For the entries below, state how many lines include the string "JSON", and write nothing besides that number.

* * * * *

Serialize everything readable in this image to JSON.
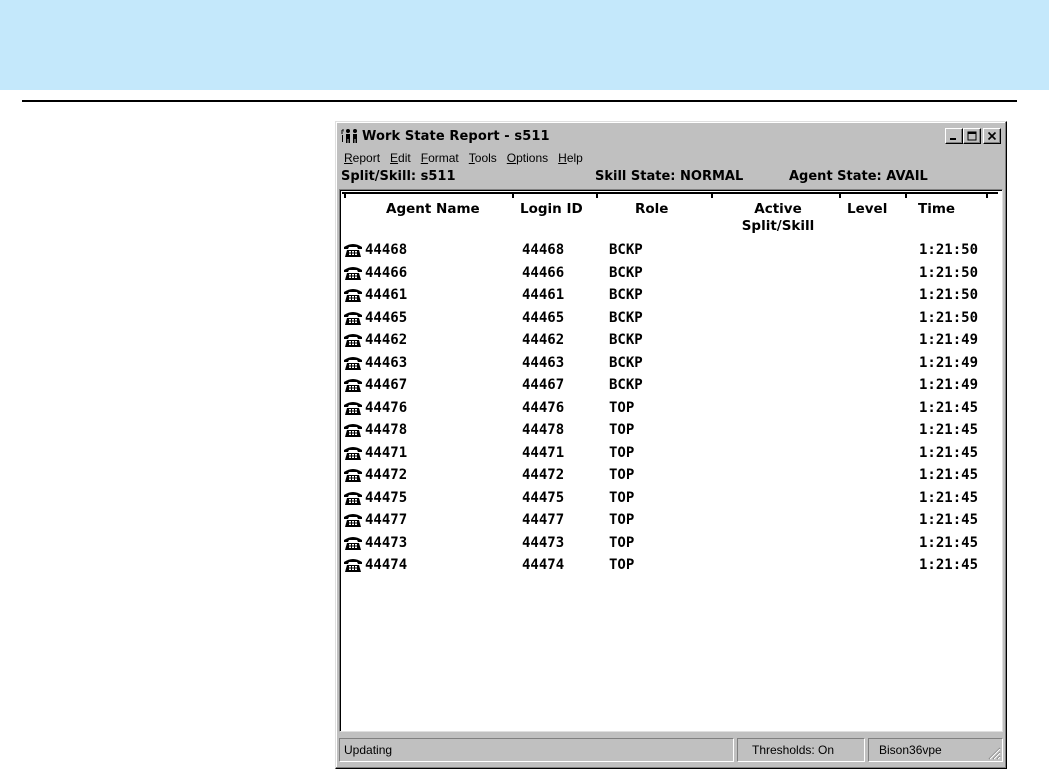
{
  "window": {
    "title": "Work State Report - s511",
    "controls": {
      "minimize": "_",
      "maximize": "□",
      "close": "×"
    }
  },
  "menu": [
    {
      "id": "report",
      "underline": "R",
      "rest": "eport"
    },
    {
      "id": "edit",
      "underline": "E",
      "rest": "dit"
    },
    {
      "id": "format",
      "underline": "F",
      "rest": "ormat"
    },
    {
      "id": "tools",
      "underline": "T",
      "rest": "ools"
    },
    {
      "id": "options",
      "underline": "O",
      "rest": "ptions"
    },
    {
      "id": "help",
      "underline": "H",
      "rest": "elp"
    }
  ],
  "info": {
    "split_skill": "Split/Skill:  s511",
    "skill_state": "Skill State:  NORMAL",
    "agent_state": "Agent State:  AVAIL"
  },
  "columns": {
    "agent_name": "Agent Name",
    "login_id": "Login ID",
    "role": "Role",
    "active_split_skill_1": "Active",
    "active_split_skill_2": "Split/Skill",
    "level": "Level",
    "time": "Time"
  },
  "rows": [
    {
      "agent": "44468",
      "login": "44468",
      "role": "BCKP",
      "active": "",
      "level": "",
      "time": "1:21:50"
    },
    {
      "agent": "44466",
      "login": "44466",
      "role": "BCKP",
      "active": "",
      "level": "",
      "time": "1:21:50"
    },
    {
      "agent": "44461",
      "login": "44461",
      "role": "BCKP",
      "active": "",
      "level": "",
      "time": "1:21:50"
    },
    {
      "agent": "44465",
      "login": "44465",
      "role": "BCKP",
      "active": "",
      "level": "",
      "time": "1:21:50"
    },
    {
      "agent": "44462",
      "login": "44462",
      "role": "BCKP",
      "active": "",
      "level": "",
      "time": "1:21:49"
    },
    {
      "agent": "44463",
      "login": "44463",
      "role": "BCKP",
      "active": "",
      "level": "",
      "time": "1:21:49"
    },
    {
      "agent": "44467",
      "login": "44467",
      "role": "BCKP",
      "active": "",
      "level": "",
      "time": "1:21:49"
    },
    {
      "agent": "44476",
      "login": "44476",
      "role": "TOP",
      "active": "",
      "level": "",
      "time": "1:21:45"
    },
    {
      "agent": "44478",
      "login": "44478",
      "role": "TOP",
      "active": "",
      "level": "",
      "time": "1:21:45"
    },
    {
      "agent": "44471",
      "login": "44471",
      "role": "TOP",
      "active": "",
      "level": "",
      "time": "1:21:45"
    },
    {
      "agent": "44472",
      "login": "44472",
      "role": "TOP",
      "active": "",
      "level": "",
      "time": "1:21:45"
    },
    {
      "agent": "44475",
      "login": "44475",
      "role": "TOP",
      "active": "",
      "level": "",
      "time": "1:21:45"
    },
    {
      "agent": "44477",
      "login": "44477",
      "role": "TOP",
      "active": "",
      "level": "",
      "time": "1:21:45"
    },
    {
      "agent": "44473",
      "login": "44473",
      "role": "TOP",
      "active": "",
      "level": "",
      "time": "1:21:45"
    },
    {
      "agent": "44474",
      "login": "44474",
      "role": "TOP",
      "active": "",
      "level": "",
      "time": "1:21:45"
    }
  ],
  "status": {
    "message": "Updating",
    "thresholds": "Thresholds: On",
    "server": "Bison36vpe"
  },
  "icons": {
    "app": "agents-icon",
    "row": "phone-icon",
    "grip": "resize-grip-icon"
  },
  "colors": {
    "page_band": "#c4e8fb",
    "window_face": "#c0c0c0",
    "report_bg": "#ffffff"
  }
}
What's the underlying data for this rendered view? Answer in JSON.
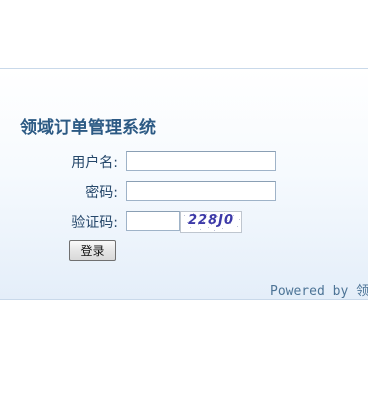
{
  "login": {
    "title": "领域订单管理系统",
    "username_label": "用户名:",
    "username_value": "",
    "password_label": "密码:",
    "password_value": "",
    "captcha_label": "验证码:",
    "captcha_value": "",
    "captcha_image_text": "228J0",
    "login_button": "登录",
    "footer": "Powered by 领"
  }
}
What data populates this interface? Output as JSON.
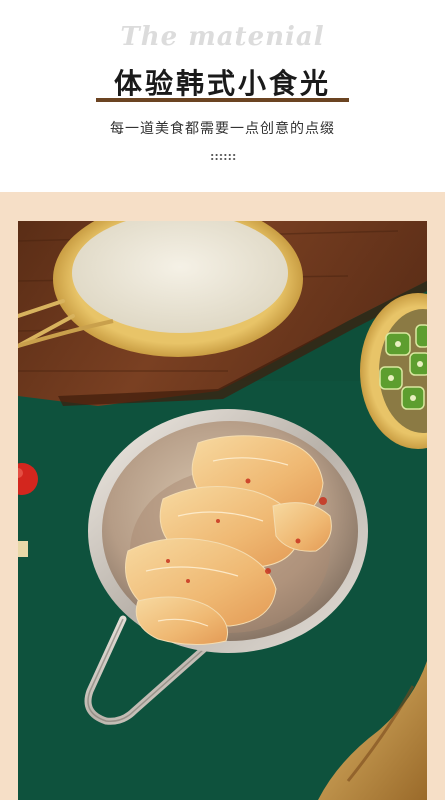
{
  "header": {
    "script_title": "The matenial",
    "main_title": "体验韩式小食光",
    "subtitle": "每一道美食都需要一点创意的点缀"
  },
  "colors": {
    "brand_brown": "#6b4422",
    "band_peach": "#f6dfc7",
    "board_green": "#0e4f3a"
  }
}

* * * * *

→ Exercise output
3